Brahmāstra Movie Review: After the release of his 2018 film “Sanju,” Ranbir Kapoor hasn’t had any further success. This year, after an almost four-year hiatus, he released the high-budget feature Shamsera, which again bombed at the box office. Now Ranbir has released a mythological and fictional film titled Brahmastra, which has been heavily promoted across the country. Present day is Wednesday, September 9, 2022, and this film has just opened in theatres. Let’s dive into a comprehensive assessment of the film to find out if it lives up to the hype or continues Hindi cinema’s recent run of flops.
DJ by profession, Shiva meets Isha and instantly falls in love with her at a party. Along the course of their romance, Shiva’s fire-controlling abilities become apparent to Isha. Shiva is also aware that there are potent astras in the world, which are being guarded by a group of warriors led by Guru. Anish, the artist, is attempting to shield Shiva from the warriors who are after Bramastra, the most potent of the astras.
Cast & Crew
The cast of Brahmastra also includes Amitabh Bachchan, Nagarjuna Akkineni, Alia Bhatt, Mouni Roy, Gurfateh Pirzada, and Saurav Gurjar, with Ranbir Kapoor playing the lead. Ayan Mukerji helmed the film, which was produced by Fox Star Studios, Dharma Productions, Prime Focus, and Starlight Pictures and executive produced by Hiroo Yash Johar, Karan Johar, Ranbir Kapoor, Ayan Mukerji, Apoorva Mehta, Namit Malhotra, and Marijke Desouza. The film’s score was written by Pritam, and Sudeep Chatterjee, Patrick Duroux, Pankaj Kumar, Manikandan, and Vikash Nowlakha were responsible for the cinematography.

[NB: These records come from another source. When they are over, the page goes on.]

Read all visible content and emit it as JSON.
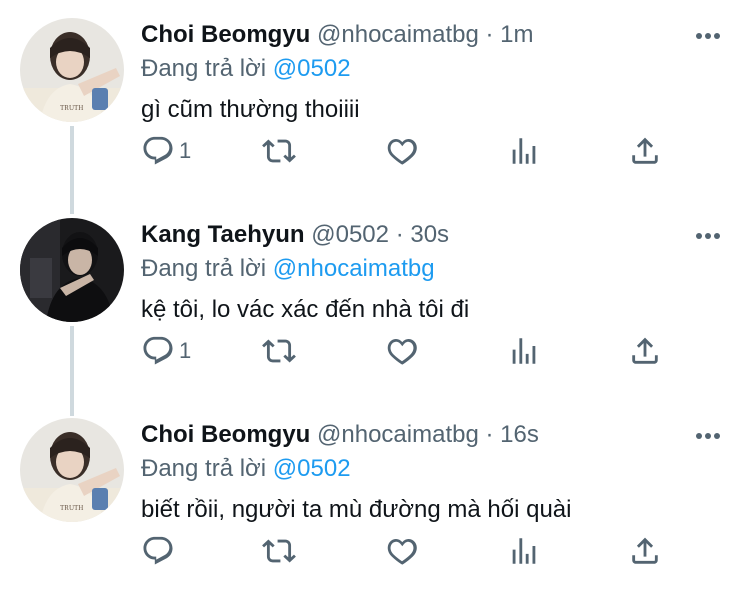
{
  "colors": {
    "name": "#0f1419",
    "secondary": "#536471",
    "link": "#1d9bf0",
    "thread_line": "#cfd9de"
  },
  "tweets": [
    {
      "name": "Choi Beomgyu",
      "handle": "@nhocaimatbg",
      "separator": "·",
      "time": "1m",
      "reply_prefix": "Đang trả lời",
      "reply_to": "@0502",
      "text": "gì cũm thường thoiiii",
      "reply_count": "1",
      "avatar": "avatar-beomgyu"
    },
    {
      "name": "Kang Taehyun",
      "handle": "@0502",
      "separator": "·",
      "time": "30s",
      "reply_prefix": "Đang trả lời",
      "reply_to": "@nhocaimatbg",
      "text": "kệ tôi, lo vác xác đến nhà tôi đi",
      "reply_count": "1",
      "avatar": "avatar-taehyun"
    },
    {
      "name": "Choi Beomgyu",
      "handle": "@nhocaimatbg",
      "separator": "·",
      "time": "16s",
      "reply_prefix": "Đang trả lời",
      "reply_to": "@0502",
      "text": "biết rồii, người ta mù đường mà hối quài",
      "reply_count": "",
      "avatar": "avatar-beomgyu"
    }
  ],
  "icons": [
    "more-icon",
    "reply-icon",
    "retweet-icon",
    "like-icon",
    "views-icon",
    "share-icon"
  ]
}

|Producer||Hiroo Yash Johar, Karan Johar, Ranbir Kapoor, Ayan Mukerji, Apoorva Mehta, Namit Malhotra and Marijke Desouza|
|Genre||Mythology, Drama, Action|
|Cast||Ranbir Kapoor, Amitabh Bachchan, Nagarjuna Akkineni, Ranbir Kapoor, Alia Bhatt, Mouni Roy, Gurfateh Pirzada, Saurav Gurjar|
|Cinematography||Sudeep Chatterjee, Patrick Duroux, Pankaj Kumar, Manikandan, Vikash Nowlakha|
Brahmastra offers everything a film needs to engage its audience and keep them glued to the screen from beginning to end. Brahmastra’s blend of mythology, fiction, and VFX is unprecedented in Indian cinema, and it’s sure to keep audiences entertained despite a few sluggish moments in the early half involving Ranbir and Alia. And while news of Shah Rukh Khan’s cameo—which had previously been leaked on social media—was widely disseminated, the movie still has a few surprises in store that are best seen in the theatre. The first half of the movie sets up the plot and introduces the characters. The movie’s second half promises to keep us interested in the story and visual effects (VFX) until the very end.
In terms of acting, Ranbir Kapoor was excellent, as usual, in the role of Shiva. In the scenes he appears in, his facial emotions have a profound effect on the audience. Alia Bhatt’s part appears minor as Ranbir’s love interest, but she does a good job anyway. In his role as Guru, Amitabh Bachchan excels as usual, and Akkineni Nagarjuna, who plays Anish, shines in the few scenes in which he appears. Mouni Roy’s portrayal of Junoon, the queen of darkness, will command your attention. Everyone else played their part perfectly in the story.
If you’re looking for a technically sound solution, Brahmastra is your best bet. In every frame of the picture, the technicians’ meticulous preparation is readily apparent. Pritam’s excellent score complements the film’s excellent songs. The cinematography is top-notch thanks to the efforts of several people, including Sudeep Chatterjee, Patrick Duroux, Pankaj Kumar, Manikandan, and Vikash Nowlakha. The visual effects in this picture are impressively flawless, and the crew behind them deserves praise. The film’s superb production qualities and the obvious effort and resources put into making this picture are obvious in every frame.
Ayan Mukherji’s storytelling and filmmaking skills were, once again, outstanding. It’s not easy to manage screenplays like these, so we should admire his idea of blending mythology with modern events.
In sum, Brahmastra lives up to its reputation as a must-see for moviegoers, and it really is best experienced on the big screen.
There aren’t many drawn-out and pointless sequences.